Your instructions ▸ Search the listing for the word "title". Copy every line where it is found.

Provided data ▸
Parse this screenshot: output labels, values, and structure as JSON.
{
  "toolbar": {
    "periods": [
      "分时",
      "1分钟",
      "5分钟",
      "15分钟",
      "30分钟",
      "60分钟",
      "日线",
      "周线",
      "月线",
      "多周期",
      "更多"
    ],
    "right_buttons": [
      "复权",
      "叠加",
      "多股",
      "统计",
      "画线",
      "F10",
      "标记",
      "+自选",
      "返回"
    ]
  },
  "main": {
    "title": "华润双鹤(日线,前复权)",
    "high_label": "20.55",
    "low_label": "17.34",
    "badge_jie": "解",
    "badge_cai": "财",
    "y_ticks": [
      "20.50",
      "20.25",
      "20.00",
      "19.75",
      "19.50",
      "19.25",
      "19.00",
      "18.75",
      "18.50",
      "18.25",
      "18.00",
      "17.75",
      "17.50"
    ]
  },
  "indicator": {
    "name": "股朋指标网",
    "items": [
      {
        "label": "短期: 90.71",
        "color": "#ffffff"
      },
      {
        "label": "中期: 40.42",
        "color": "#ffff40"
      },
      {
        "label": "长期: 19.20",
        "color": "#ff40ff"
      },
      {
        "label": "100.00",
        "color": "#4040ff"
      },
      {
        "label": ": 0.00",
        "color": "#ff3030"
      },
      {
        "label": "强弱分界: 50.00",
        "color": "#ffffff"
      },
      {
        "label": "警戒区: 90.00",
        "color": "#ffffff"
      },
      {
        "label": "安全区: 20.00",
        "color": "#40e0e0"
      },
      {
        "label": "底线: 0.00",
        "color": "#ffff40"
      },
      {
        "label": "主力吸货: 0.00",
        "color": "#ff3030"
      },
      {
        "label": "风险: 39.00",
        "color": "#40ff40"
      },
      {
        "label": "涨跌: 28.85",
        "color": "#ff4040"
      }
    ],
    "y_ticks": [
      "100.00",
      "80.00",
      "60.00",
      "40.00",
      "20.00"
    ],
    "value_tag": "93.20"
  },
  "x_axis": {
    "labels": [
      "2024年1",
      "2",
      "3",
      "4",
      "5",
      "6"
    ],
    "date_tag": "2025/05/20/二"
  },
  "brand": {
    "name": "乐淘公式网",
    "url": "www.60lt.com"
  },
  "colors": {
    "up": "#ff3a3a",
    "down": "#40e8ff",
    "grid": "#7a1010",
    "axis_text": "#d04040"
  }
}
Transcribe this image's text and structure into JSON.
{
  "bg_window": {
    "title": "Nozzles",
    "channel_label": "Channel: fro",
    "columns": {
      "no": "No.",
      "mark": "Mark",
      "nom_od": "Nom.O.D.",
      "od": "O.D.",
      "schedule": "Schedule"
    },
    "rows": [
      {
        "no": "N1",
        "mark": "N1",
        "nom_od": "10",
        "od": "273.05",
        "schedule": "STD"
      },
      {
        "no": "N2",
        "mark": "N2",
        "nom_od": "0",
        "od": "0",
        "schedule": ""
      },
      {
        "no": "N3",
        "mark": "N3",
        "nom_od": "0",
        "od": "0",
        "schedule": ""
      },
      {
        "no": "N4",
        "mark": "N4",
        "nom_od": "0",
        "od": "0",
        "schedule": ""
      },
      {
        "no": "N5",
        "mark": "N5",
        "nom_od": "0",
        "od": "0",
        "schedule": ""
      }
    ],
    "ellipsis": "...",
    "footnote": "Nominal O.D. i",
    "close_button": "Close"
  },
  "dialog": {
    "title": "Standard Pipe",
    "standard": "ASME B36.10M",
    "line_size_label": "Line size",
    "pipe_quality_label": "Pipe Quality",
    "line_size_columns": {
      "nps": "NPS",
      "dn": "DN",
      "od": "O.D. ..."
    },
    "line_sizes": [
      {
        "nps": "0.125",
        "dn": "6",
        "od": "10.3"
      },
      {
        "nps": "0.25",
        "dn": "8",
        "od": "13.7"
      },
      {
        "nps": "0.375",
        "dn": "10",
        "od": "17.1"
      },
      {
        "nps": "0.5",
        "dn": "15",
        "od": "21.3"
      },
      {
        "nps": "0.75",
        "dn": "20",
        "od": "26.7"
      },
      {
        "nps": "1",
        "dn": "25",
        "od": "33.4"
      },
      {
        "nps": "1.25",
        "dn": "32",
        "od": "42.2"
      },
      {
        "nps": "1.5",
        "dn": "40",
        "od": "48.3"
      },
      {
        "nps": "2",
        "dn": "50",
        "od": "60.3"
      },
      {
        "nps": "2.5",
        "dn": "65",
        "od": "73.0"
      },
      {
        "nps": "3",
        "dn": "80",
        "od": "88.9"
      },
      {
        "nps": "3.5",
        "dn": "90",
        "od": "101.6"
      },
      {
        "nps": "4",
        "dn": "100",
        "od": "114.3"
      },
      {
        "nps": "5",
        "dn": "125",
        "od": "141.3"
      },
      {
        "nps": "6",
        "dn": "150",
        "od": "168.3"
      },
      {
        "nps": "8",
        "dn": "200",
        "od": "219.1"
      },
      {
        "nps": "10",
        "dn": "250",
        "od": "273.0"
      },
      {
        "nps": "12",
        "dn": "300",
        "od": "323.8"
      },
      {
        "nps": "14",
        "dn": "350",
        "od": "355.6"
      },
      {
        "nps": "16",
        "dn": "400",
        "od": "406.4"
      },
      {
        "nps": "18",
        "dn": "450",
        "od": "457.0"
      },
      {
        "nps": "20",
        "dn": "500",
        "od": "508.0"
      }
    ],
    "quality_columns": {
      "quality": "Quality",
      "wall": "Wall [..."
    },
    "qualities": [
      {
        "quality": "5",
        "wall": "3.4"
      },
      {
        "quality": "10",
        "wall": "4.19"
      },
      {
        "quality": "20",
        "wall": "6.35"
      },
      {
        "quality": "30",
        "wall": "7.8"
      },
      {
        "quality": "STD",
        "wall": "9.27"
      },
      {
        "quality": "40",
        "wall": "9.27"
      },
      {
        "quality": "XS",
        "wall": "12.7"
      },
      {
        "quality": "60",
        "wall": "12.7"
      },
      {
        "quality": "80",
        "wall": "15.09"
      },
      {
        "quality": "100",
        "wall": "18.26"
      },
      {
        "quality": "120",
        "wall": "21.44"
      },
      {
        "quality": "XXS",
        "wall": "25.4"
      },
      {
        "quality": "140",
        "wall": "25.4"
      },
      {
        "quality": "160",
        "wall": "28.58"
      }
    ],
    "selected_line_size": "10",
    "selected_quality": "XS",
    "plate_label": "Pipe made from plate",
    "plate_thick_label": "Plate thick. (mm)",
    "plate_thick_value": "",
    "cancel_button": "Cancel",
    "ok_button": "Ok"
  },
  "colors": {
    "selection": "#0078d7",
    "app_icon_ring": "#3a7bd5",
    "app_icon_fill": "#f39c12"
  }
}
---
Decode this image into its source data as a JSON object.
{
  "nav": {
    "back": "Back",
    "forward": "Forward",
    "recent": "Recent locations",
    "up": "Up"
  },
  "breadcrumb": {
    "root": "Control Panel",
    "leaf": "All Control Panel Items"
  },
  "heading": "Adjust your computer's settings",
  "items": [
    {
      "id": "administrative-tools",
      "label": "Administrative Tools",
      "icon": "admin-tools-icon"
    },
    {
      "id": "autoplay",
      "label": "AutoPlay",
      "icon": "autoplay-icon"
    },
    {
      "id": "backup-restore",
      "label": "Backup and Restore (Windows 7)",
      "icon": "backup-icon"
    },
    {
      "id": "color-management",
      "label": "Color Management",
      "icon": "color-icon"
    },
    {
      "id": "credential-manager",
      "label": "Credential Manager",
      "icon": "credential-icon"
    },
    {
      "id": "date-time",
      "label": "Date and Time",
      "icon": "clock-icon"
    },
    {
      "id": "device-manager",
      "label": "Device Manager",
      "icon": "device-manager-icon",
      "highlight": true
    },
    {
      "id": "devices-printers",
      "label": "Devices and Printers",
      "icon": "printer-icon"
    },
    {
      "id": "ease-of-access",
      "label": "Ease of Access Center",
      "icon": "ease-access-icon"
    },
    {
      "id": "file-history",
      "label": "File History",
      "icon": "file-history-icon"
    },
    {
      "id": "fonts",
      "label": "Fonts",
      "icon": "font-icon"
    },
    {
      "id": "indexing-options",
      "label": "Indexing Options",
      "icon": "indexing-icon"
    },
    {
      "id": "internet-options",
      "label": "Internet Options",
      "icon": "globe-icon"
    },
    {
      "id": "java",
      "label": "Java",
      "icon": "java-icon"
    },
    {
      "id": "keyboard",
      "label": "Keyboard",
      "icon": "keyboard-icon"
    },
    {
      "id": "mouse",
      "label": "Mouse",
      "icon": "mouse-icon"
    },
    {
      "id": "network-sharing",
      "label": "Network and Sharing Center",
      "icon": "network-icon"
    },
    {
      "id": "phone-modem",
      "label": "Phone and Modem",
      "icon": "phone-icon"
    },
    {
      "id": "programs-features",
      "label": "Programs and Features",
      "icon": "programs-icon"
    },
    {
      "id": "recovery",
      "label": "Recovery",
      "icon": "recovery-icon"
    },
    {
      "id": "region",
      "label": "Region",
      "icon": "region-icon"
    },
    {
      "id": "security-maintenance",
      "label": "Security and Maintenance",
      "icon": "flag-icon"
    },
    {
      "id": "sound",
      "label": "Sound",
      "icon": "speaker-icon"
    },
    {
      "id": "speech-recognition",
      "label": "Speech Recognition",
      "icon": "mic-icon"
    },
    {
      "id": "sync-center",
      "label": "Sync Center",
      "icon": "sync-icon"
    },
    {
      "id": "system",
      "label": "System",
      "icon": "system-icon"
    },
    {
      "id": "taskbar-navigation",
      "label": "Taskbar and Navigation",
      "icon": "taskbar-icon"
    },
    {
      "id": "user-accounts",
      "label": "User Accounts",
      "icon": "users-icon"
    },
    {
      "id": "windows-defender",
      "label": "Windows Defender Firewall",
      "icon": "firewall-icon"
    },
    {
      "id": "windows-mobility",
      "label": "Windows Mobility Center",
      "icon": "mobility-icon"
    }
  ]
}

Answer to the problem ▸
    "title": "华润双鹤(日线,前复权)",
    "title": "Nozzles",
    "title": "Standard Pipe",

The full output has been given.